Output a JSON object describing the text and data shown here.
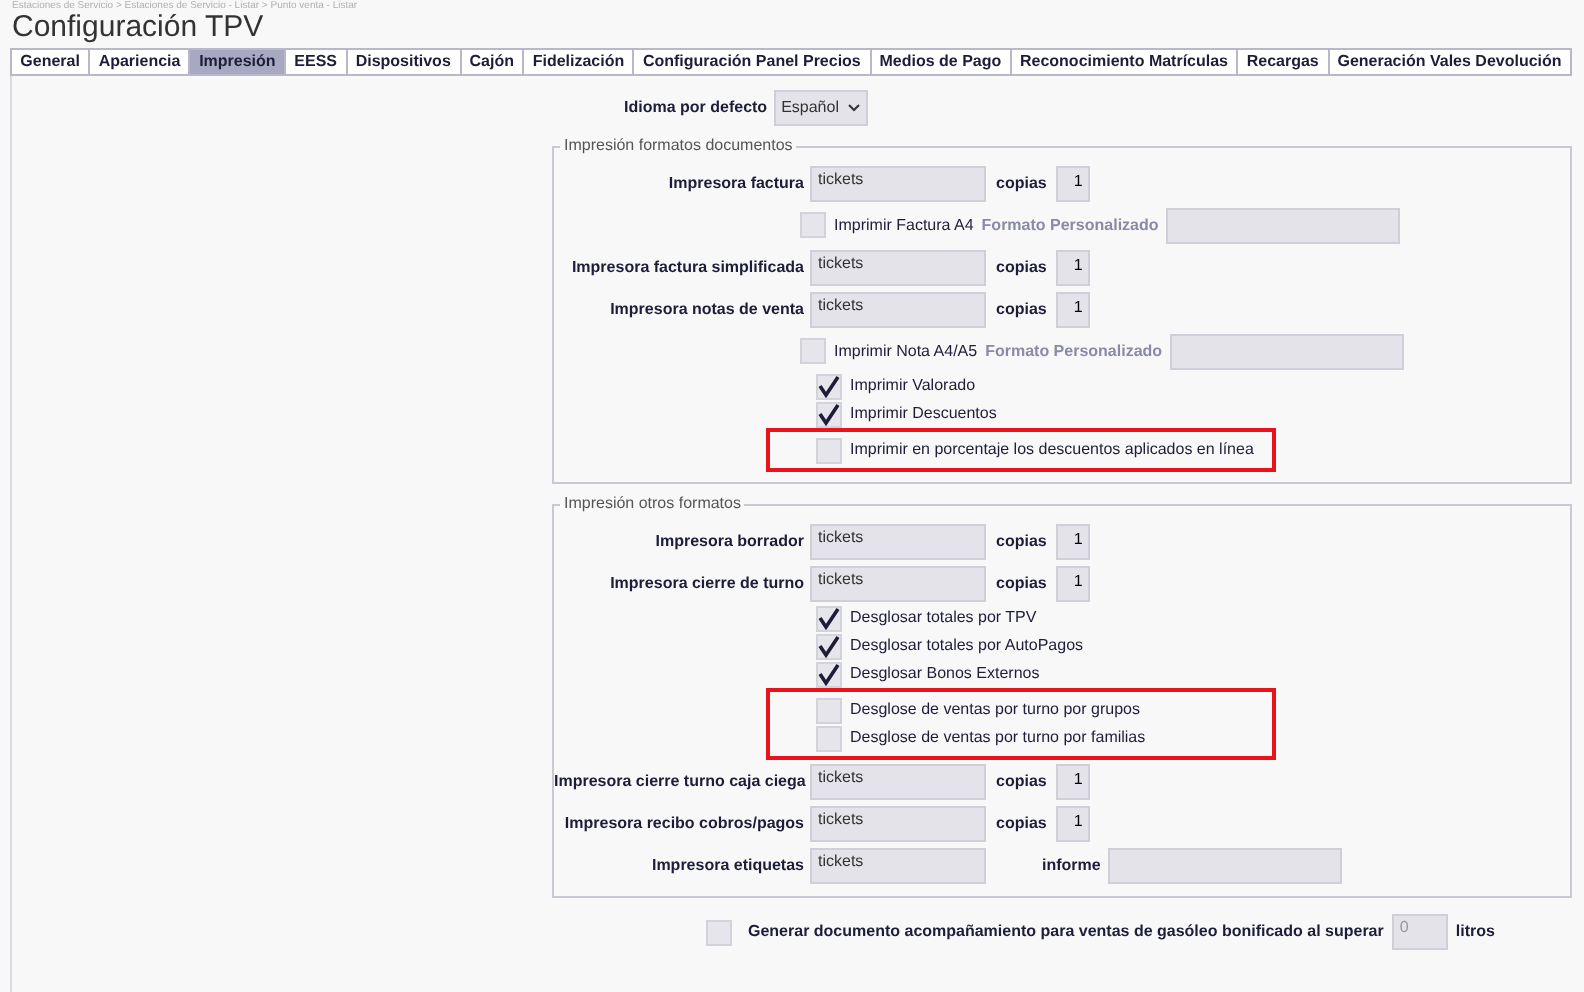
{
  "breadcrumb": "Estaciones de Servicio > Estaciones de Servicio - Listar > Punto venta - Listar",
  "title": "Configuración TPV",
  "tabs": [
    {
      "label": "General",
      "selected": false
    },
    {
      "label": "Apariencia",
      "selected": false
    },
    {
      "label": "Impresión",
      "selected": true
    },
    {
      "label": "EESS",
      "selected": false
    },
    {
      "label": "Dispositivos",
      "selected": false
    },
    {
      "label": "Cajón",
      "selected": false
    },
    {
      "label": "Fidelización",
      "selected": false
    },
    {
      "label": "Configuración Panel Precios",
      "selected": false
    },
    {
      "label": "Medios de Pago",
      "selected": false
    },
    {
      "label": "Reconocimiento Matrículas",
      "selected": false
    },
    {
      "label": "Recargas",
      "selected": false
    },
    {
      "label": "Generación Vales Devolución",
      "selected": false
    }
  ],
  "language": {
    "label": "Idioma por defecto",
    "value": "Español"
  },
  "sections": [
    {
      "legend": "Impresión formatos documentos",
      "items": [
        {
          "kind": "printer",
          "label": "Impresora factura",
          "value": "tickets",
          "copies_label": "copias",
          "copies": "1"
        },
        {
          "kind": "format",
          "label": "Imprimir Factura A4",
          "format_label": "Formato Personalizado",
          "checked": false,
          "highlighted": false
        },
        {
          "kind": "printer",
          "label": "Impresora factura simplificada",
          "value": "tickets",
          "copies_label": "copias",
          "copies": "1"
        },
        {
          "kind": "printer",
          "label": "Impresora notas de venta",
          "value": "tickets",
          "copies_label": "copias",
          "copies": "1"
        },
        {
          "kind": "format",
          "label": "Imprimir Nota A4/A5",
          "format_label": "Formato Personalizado",
          "checked": false,
          "highlighted": false
        },
        {
          "kind": "checkbox",
          "label": "Imprimir Valorado",
          "checked": true,
          "highlighted": false
        },
        {
          "kind": "checkbox",
          "label": "Imprimir Descuentos",
          "checked": true,
          "highlighted": false
        },
        {
          "kind": "checkbox",
          "label": "Imprimir en porcentaje los descuentos aplicados en línea",
          "checked": false,
          "highlighted": true
        }
      ]
    },
    {
      "legend": "Impresión otros formatos",
      "items": [
        {
          "kind": "printer",
          "label": "Impresora borrador",
          "value": "tickets",
          "copies_label": "copias",
          "copies": "1"
        },
        {
          "kind": "printer",
          "label": "Impresora cierre de turno",
          "value": "tickets",
          "copies_label": "copias",
          "copies": "1"
        },
        {
          "kind": "checkbox",
          "label": "Desglosar totales por TPV",
          "checked": true,
          "highlighted": false
        },
        {
          "kind": "checkbox",
          "label": "Desglosar totales por AutoPagos",
          "checked": true,
          "highlighted": false
        },
        {
          "kind": "checkbox",
          "label": "Desglosar Bonos Externos",
          "checked": true,
          "highlighted": false
        },
        {
          "kind": "checkbox",
          "label": "Desglose de ventas por turno por grupos",
          "checked": false,
          "highlighted": true
        },
        {
          "kind": "checkbox",
          "label": "Desglose de ventas por turno por familias",
          "checked": false,
          "highlighted": true
        },
        {
          "kind": "printer",
          "label": "Impresora cierre turno caja ciega",
          "value": "tickets",
          "copies_label": "copias",
          "copies": "1"
        },
        {
          "kind": "printer",
          "label": "Impresora recibo cobros/pagos",
          "value": "tickets",
          "copies_label": "copias",
          "copies": "1"
        },
        {
          "kind": "report",
          "label": "Impresora etiquetas",
          "value": "tickets",
          "report_label": "informe"
        }
      ]
    }
  ],
  "footer_option": {
    "label": "Generar documento acompañamiento para ventas de gasóleo bonificado al superar",
    "checked": false,
    "placeholder": "0",
    "unit": "litros"
  }
}
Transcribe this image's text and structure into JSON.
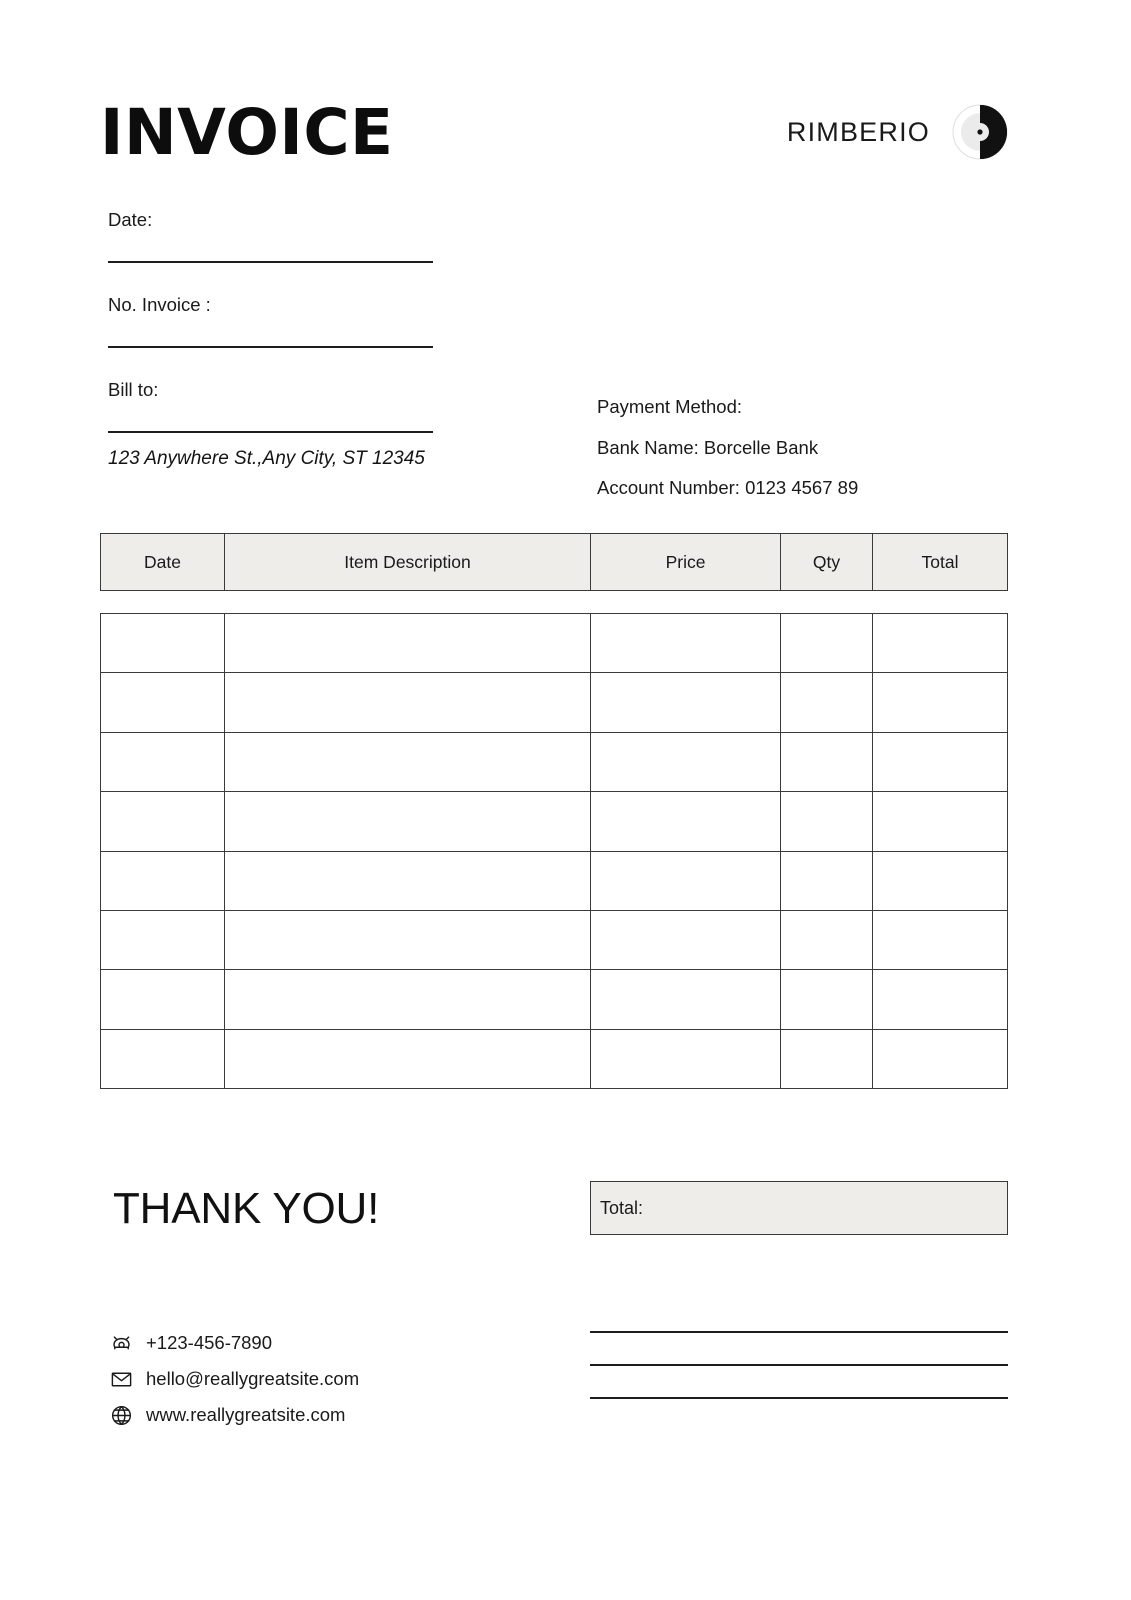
{
  "document": {
    "title": "INVOICE"
  },
  "brand": {
    "name": "RIMBERIO",
    "logo_icon": "rimberio-circle-logo",
    "logo_dark": "#111111",
    "logo_light": "#e8e8e8"
  },
  "meta": {
    "date_label": "Date:",
    "invoice_no_label": "No. Invoice :",
    "bill_to_label": "Bill to:",
    "bill_to_address": "123 Anywhere St.,Any City, ST 12345"
  },
  "payment": {
    "heading": "Payment Method:",
    "bank_name": "Bank Name: Borcelle Bank",
    "account_number": "Account Number: 0123 4567 89"
  },
  "table": {
    "columns": [
      "Date",
      "Item Description",
      "Price",
      "Qty",
      "Total"
    ],
    "rows": [
      [
        "",
        "",
        "",
        "",
        ""
      ],
      [
        "",
        "",
        "",
        "",
        ""
      ],
      [
        "",
        "",
        "",
        "",
        ""
      ],
      [
        "",
        "",
        "",
        "",
        ""
      ],
      [
        "",
        "",
        "",
        "",
        ""
      ],
      [
        "",
        "",
        "",
        "",
        ""
      ],
      [
        "",
        "",
        "",
        "",
        ""
      ],
      [
        "",
        "",
        "",
        "",
        ""
      ]
    ],
    "header_bg": "#efedea",
    "border_color": "#3a3a3a"
  },
  "footer": {
    "thank_you": "THANK YOU!",
    "total_label": "Total:",
    "total_bg": "#efedea",
    "contacts": [
      {
        "icon": "phone-icon",
        "text": "+123-456-7890"
      },
      {
        "icon": "email-icon",
        "text": "hello@reallygreatsite.com"
      },
      {
        "icon": "globe-icon",
        "text": "www.reallygreatsite.com"
      }
    ],
    "signature_rule_count": 3
  }
}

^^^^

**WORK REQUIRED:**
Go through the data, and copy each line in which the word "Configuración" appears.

**ANSWER FOR THIS EXERCISE:**
  "title": "Configuración TPV",
      "label": "Configuración Panel Precios",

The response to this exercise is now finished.